In the past several days, much attention has been riveted on a newly published document spanning nearly 200 pages. No, it isn’t the latest best seller, or the script for an award-winning film. It is Laudato Si', the latest papal encyclical on the protection of “our common home,” issued by Pope Francis. While encyclicals have historically been written with a Roman Catholic audience in mind, what makes this one unique is that it is addressed to every person on the planet. Given the pattern of Pope Francis’s embrace of and appeal to people from all walks of life to date, this inclusive call to action is hardly surprising.
Working in animal protection, we all have important issues we are focused on and which we want to raise awareness about. Without raising awareness, many of our issues would see little improvement. However, the fact of the matter is that simply shouting the loudest about our cause won’t necessarily lead to the desired changes. We must work smarter, not harder.

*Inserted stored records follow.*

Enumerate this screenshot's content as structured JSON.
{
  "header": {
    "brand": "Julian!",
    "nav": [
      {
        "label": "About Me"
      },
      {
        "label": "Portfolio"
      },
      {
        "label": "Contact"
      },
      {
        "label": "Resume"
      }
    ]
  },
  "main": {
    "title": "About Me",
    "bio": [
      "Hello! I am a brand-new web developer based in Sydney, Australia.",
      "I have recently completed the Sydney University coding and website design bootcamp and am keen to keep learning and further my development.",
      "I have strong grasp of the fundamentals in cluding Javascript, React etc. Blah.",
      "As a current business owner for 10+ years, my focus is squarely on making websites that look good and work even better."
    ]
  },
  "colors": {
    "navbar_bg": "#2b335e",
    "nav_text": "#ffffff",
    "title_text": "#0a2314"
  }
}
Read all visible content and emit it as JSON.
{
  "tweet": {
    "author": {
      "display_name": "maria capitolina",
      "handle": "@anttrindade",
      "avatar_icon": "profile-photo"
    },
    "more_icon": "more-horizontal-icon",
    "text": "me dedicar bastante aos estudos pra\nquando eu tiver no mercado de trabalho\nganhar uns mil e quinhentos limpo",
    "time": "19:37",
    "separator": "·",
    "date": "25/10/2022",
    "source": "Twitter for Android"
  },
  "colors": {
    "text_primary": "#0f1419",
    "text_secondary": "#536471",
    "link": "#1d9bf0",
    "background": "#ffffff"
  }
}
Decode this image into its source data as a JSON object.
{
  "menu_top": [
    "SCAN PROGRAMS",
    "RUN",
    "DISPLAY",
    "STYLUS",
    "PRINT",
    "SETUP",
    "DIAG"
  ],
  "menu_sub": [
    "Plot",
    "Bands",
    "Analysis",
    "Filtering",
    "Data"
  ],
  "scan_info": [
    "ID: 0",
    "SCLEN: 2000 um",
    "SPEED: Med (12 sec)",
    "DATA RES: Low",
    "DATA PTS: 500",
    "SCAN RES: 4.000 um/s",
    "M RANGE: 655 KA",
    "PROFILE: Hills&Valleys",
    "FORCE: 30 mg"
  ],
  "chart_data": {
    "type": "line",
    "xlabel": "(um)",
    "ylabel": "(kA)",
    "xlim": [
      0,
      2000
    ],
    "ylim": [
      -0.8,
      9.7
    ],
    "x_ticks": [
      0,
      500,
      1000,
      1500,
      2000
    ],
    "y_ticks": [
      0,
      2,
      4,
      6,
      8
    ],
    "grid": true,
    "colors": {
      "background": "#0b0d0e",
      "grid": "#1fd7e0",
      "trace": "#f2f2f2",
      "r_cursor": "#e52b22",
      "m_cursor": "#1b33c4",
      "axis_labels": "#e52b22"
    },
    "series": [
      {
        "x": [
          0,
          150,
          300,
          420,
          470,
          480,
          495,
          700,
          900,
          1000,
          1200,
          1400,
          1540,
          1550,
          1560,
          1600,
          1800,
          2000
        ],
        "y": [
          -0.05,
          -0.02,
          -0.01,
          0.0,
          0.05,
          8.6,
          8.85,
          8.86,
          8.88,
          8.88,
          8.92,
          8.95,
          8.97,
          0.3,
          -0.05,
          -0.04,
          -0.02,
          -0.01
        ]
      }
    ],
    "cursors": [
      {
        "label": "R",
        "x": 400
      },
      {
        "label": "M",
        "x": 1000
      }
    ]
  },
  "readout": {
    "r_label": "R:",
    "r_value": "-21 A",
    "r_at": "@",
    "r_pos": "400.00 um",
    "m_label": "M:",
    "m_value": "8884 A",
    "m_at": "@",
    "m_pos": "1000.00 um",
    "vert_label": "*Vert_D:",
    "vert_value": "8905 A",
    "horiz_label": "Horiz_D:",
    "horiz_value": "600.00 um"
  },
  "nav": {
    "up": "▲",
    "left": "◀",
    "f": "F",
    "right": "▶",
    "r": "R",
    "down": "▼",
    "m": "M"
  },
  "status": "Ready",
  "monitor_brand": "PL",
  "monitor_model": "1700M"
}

When many people hear the term “social marketing” they imagine Facebook, Twitter, and the ever-growing world of social networks, which are increasingly used for targeted and effective marketing. However, “social media marketing” and “social marketing” are actually two different things. While “social marketing” might include social media as an outreach tool, social marketing can also utilize traditional communications channels. So, what is social marketing exactly and how does it apply to animals?
Martin Luther King Jr. Day is the day to celebrate the life and achievements of this great man.
Martin Luther King was a leader in the movement for racial equality in the United States. He was also an advocate of non-violent protest, and became the youngest man to be awarded the Nobel Peace Prize.
One question that is often asked in international animal protection circles is: “Why is our movement taking so long to become a real force for social change?”
This is particularly striking when you compare ours with the modern environmental movement – a ‘newcomer on the block’, with its beginnings in the 1960s, but which has already gathered critical mass.
On September 21, 2014, the historic People's Climate March brought some 400,000 people to the streets (with numerous marches in solidarity around the world) and WAN is proud to have been among them. Marchers aimed to show the United Nations that climate matters and to encourage the organization to take strong action on climate change at the 2014 Climate Summit, attended by heads of state.